▶ What the task requires
Please go line by line through the material and copy each one containing the word "extensiones".

▶ Information shown
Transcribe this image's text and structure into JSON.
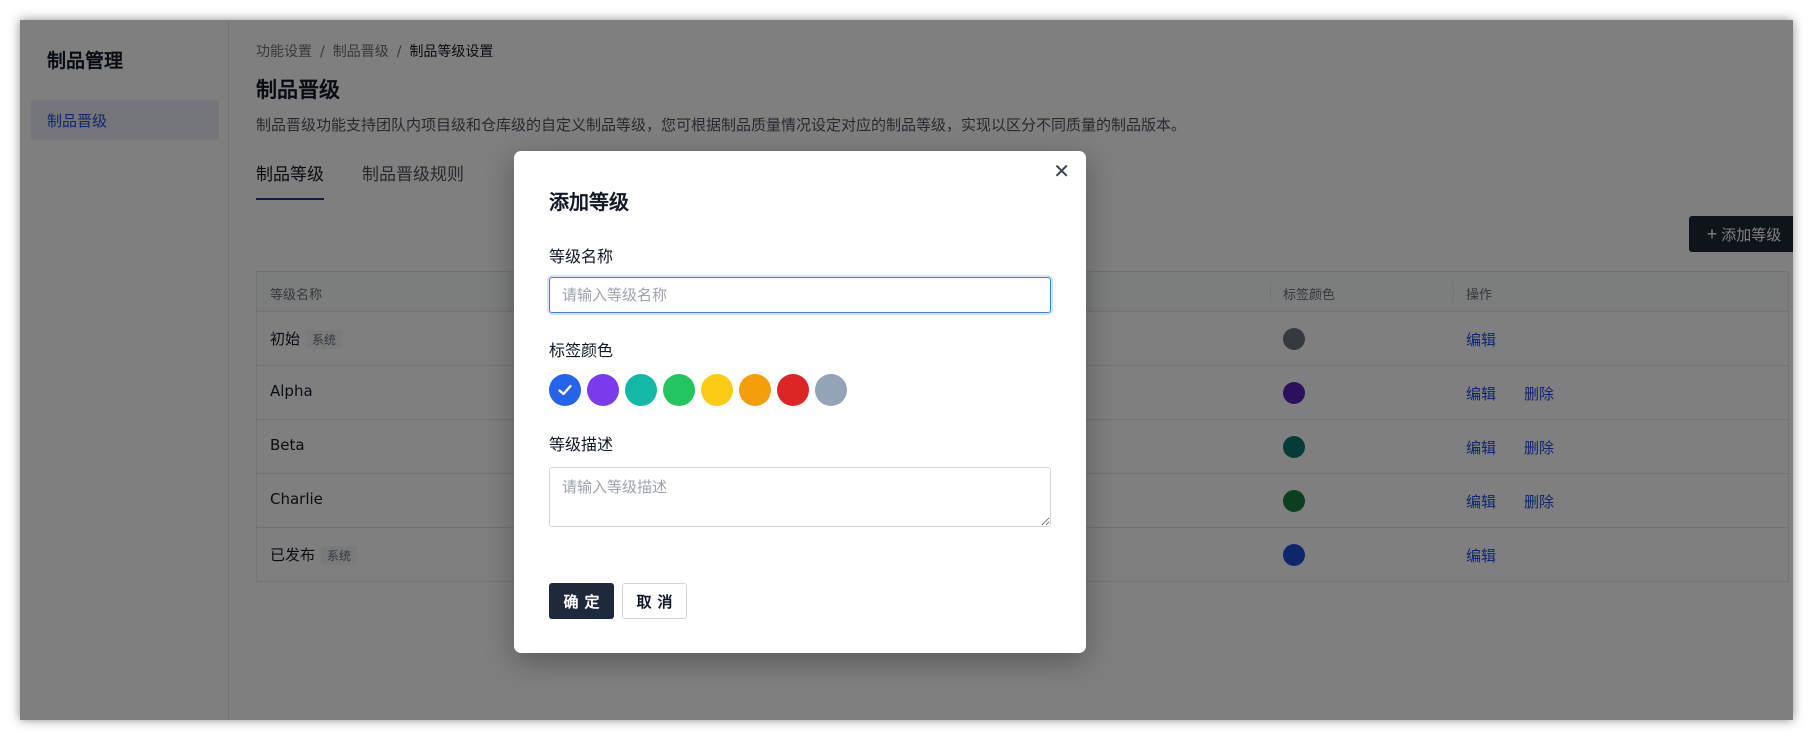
{
  "sidebar": {
    "title": "制品管理",
    "items": [
      {
        "label": "制品晋级"
      }
    ]
  },
  "breadcrumb": [
    "功能设置",
    "制品晋级",
    "制品等级设置"
  ],
  "page": {
    "title": "制品晋级",
    "description": "制品晋级功能支持团队内项目级和仓库级的自定义制品等级，您可根据制品质量情况设定对应的制品等级，实现以区分不同质量的制品版本。"
  },
  "tabs": [
    {
      "label": "制品等级",
      "active": true
    },
    {
      "label": "制品晋级规则",
      "active": false
    }
  ],
  "toolbar": {
    "add_button_label": "添加等级",
    "add_button_icon": "plus-icon"
  },
  "table": {
    "columns": [
      "等级名称",
      "标签颜色",
      "操作"
    ],
    "rows": [
      {
        "name": "初始",
        "badge": "系统",
        "color": "#6b7280",
        "actions": [
          "编辑"
        ]
      },
      {
        "name": "Alpha",
        "badge": "",
        "color": "#5b21b6",
        "actions": [
          "编辑",
          "删除"
        ]
      },
      {
        "name": "Beta",
        "badge": "",
        "color": "#0f766e",
        "actions": [
          "编辑",
          "删除"
        ]
      },
      {
        "name": "Charlie",
        "badge": "",
        "color": "#15803d",
        "actions": [
          "编辑",
          "删除"
        ]
      },
      {
        "name": "已发布",
        "badge": "系统",
        "color": "#1d4ed8",
        "actions": [
          "编辑"
        ]
      }
    ]
  },
  "modal": {
    "title": "添加等级",
    "close_icon": "close-icon",
    "name_label": "等级名称",
    "name_value": "",
    "name_placeholder": "请输入等级名称",
    "color_label": "标签颜色",
    "colors": [
      "#2563eb",
      "#7c3aed",
      "#14b8a6",
      "#22c55e",
      "#facc15",
      "#f59e0b",
      "#dc2626",
      "#94a3b8"
    ],
    "selected_color_index": 0,
    "desc_label": "等级描述",
    "desc_value": "",
    "desc_placeholder": "请输入等级描述",
    "ok_label": "确定",
    "cancel_label": "取消"
  }
}
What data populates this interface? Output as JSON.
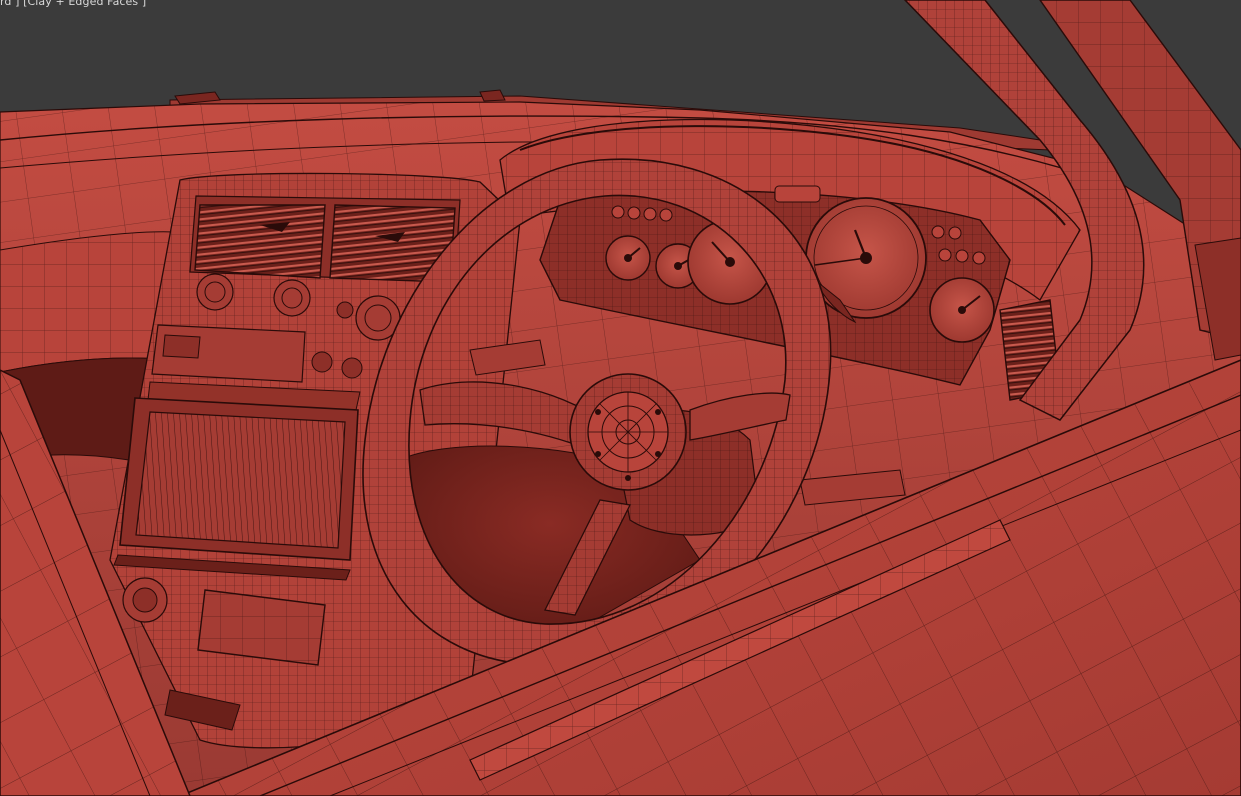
{
  "viewport": {
    "label": "rd ] [Clay + Edged Faces ]",
    "background_color": "#3b3b3b",
    "shading_mode": "Clay + Edged Faces"
  },
  "scene": {
    "clay_color": "#b3453c",
    "clay_dark_color": "#5a1a16",
    "wire_color": "#2a0b09",
    "objects": [
      "dashboard",
      "steering-wheel",
      "instrument-cluster",
      "center-console",
      "air-vents",
      "a-pillar",
      "door-panel"
    ]
  }
}
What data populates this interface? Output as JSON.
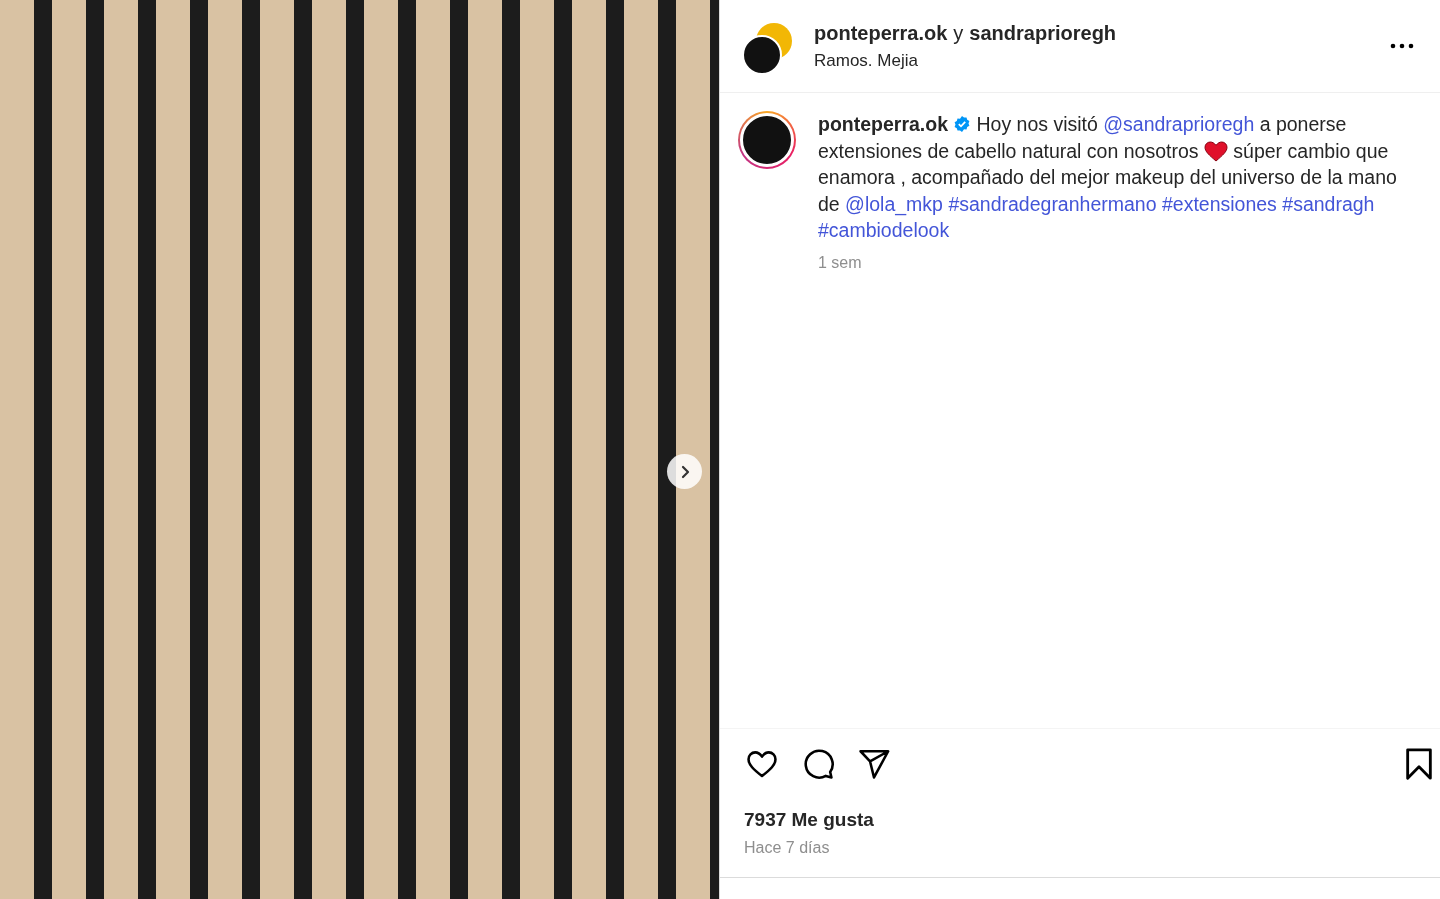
{
  "header": {
    "usernames": [
      "ponteperra.ok",
      "sandraprioregh"
    ],
    "joiner": "y",
    "location": "Ramos. Mejia"
  },
  "caption": {
    "username": "ponteperra.ok",
    "verified": true,
    "segments": [
      {
        "kind": "text",
        "text": "Hoy nos visitó "
      },
      {
        "kind": "link",
        "text": "@sandraprioregh"
      },
      {
        "kind": "text",
        "text": " a ponerse extensiones de cabello natural con nosotros "
      },
      {
        "kind": "heart"
      },
      {
        "kind": "text",
        "text": " súper cambio que enamora , acompañado del mejor makeup del universo de la mano de "
      },
      {
        "kind": "link",
        "text": "@lola_mkp"
      },
      {
        "kind": "space"
      },
      {
        "kind": "link",
        "text": "#sandradegranhermano"
      },
      {
        "kind": "space"
      },
      {
        "kind": "link",
        "text": "#extensiones"
      },
      {
        "kind": "space"
      },
      {
        "kind": "link",
        "text": "#sandragh"
      },
      {
        "kind": "space"
      },
      {
        "kind": "link",
        "text": "#cambiodelook"
      }
    ],
    "age": "1 sem"
  },
  "likes": "7937 Me gusta",
  "date": "Hace 7 días"
}
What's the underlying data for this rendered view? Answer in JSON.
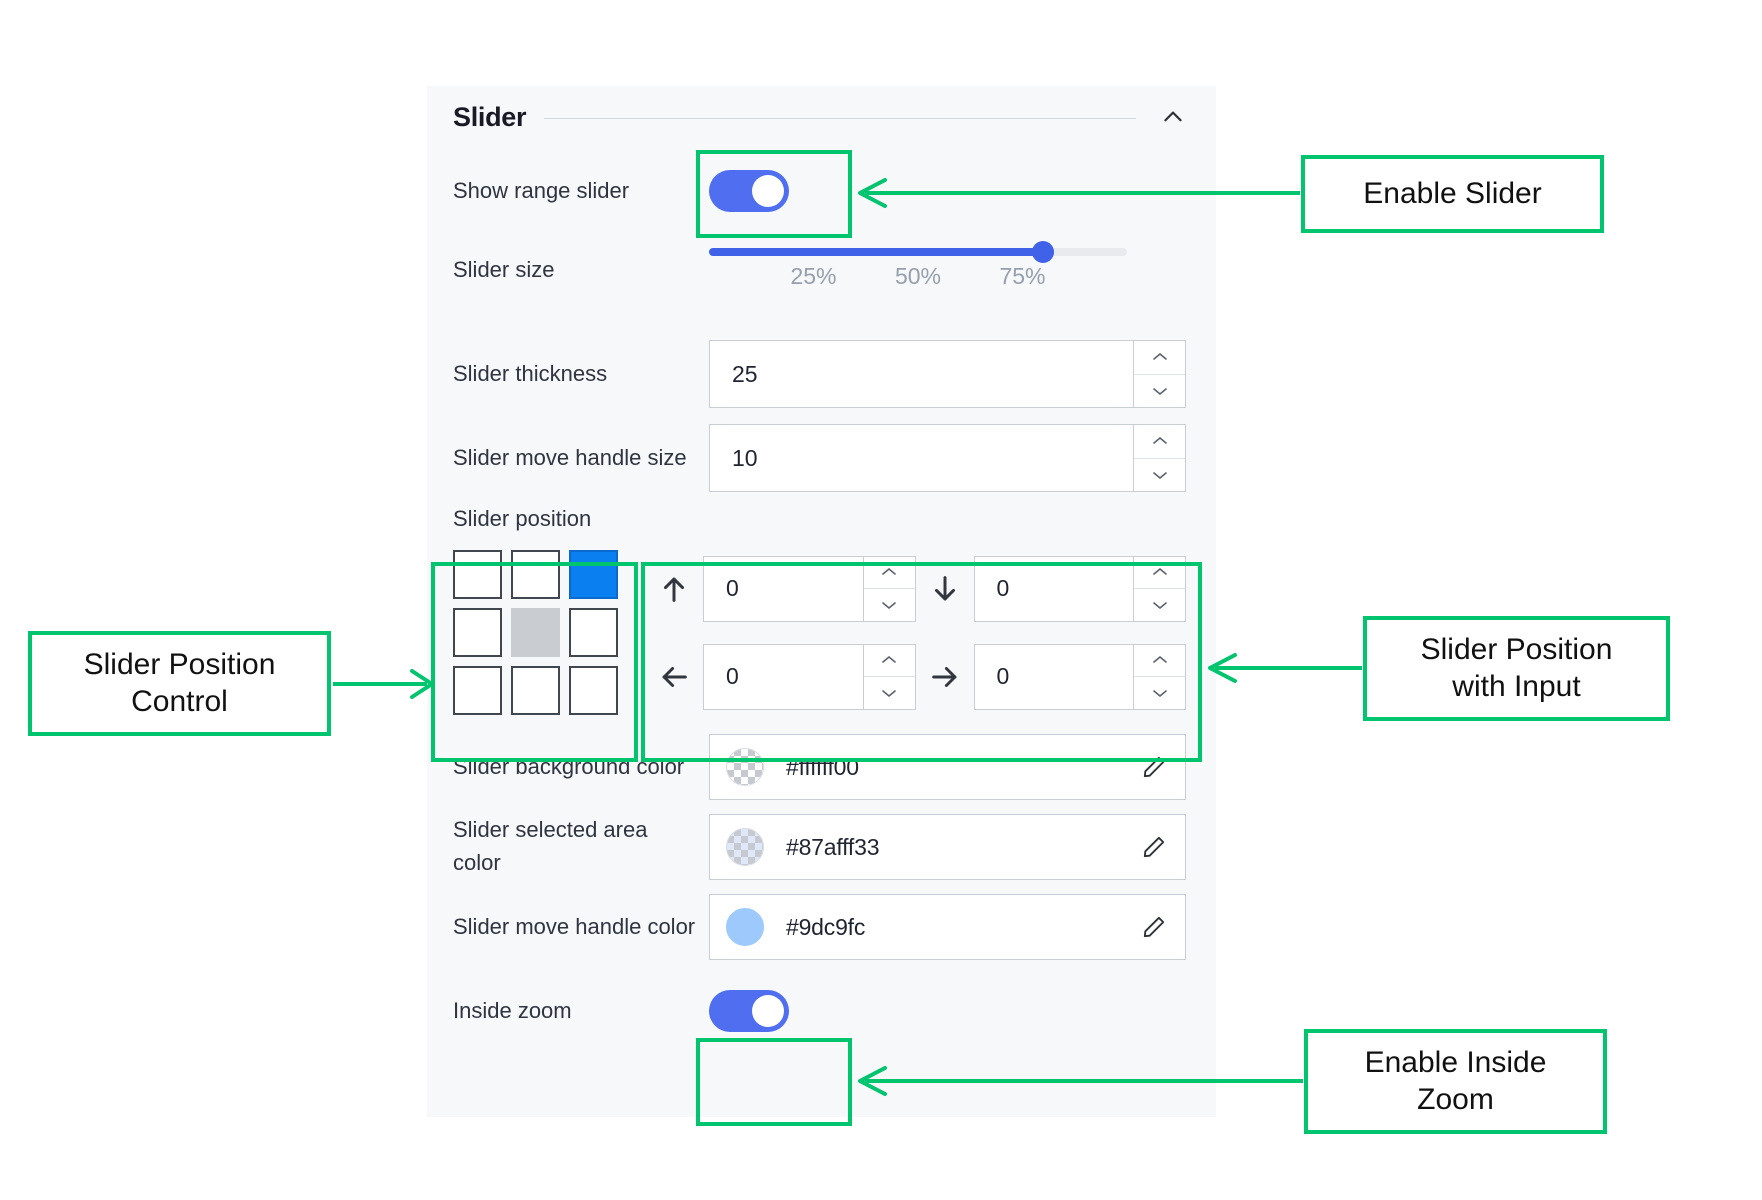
{
  "panel": {
    "title": "Slider",
    "collapse_icon": "chevron-up-icon",
    "rows": {
      "show_range_slider": {
        "label": "Show range slider",
        "toggle_state": "on"
      },
      "slider_size": {
        "label": "Slider size",
        "value_percent": 80,
        "ticks": [
          "25%",
          "50%",
          "75%"
        ],
        "tick_positions": [
          25,
          50,
          75
        ],
        "fill_color": "#3f62e8",
        "track_color": "#e8eaed"
      },
      "slider_thickness": {
        "label": "Slider thickness",
        "value": "25"
      },
      "slider_move_handle_size": {
        "label": "Slider move handle size",
        "value": "10"
      },
      "slider_position": {
        "label": "Slider position",
        "grid": [
          [
            "empty",
            "empty",
            "selected"
          ],
          [
            "empty",
            "center",
            "empty"
          ],
          [
            "empty",
            "empty",
            "empty"
          ]
        ],
        "selected_color": "#0a7ff0",
        "center_color": "#c9cdd1",
        "offsets": [
          {
            "icon": "arrow-up-icon",
            "value": "0"
          },
          {
            "icon": "arrow-down-icon",
            "value": "0"
          },
          {
            "icon": "arrow-left-icon",
            "value": "0"
          },
          {
            "icon": "arrow-right-icon",
            "value": "0"
          }
        ]
      },
      "slider_background_color": {
        "label": "Slider background color",
        "value": "#ffffff00",
        "swatch": "transparent-checker"
      },
      "slider_selected_area_color": {
        "label": "Slider selected area color",
        "value": "#87afff33",
        "swatch": "tinted-checker"
      },
      "slider_move_handle_color": {
        "label": "Slider move handle color",
        "value": "#9dc9fc",
        "swatch": "solid"
      },
      "inside_zoom": {
        "label": "Inside zoom",
        "toggle_state": "on"
      }
    }
  },
  "annotations": {
    "accent_color": "#00c46e",
    "callouts": [
      {
        "id": "enable-slider",
        "text": "Enable Slider"
      },
      {
        "id": "slider-position-control",
        "text": "Slider Position\nControl"
      },
      {
        "id": "slider-position-with-input",
        "text": "Slider Position\nwith Input"
      },
      {
        "id": "enable-inside-zoom",
        "text": "Enable Inside\nZoom"
      }
    ]
  }
}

▶ Output for this task
        "text": " a ponerse extensiones de cabello natural con nosotros "
        "text": "#extensiones"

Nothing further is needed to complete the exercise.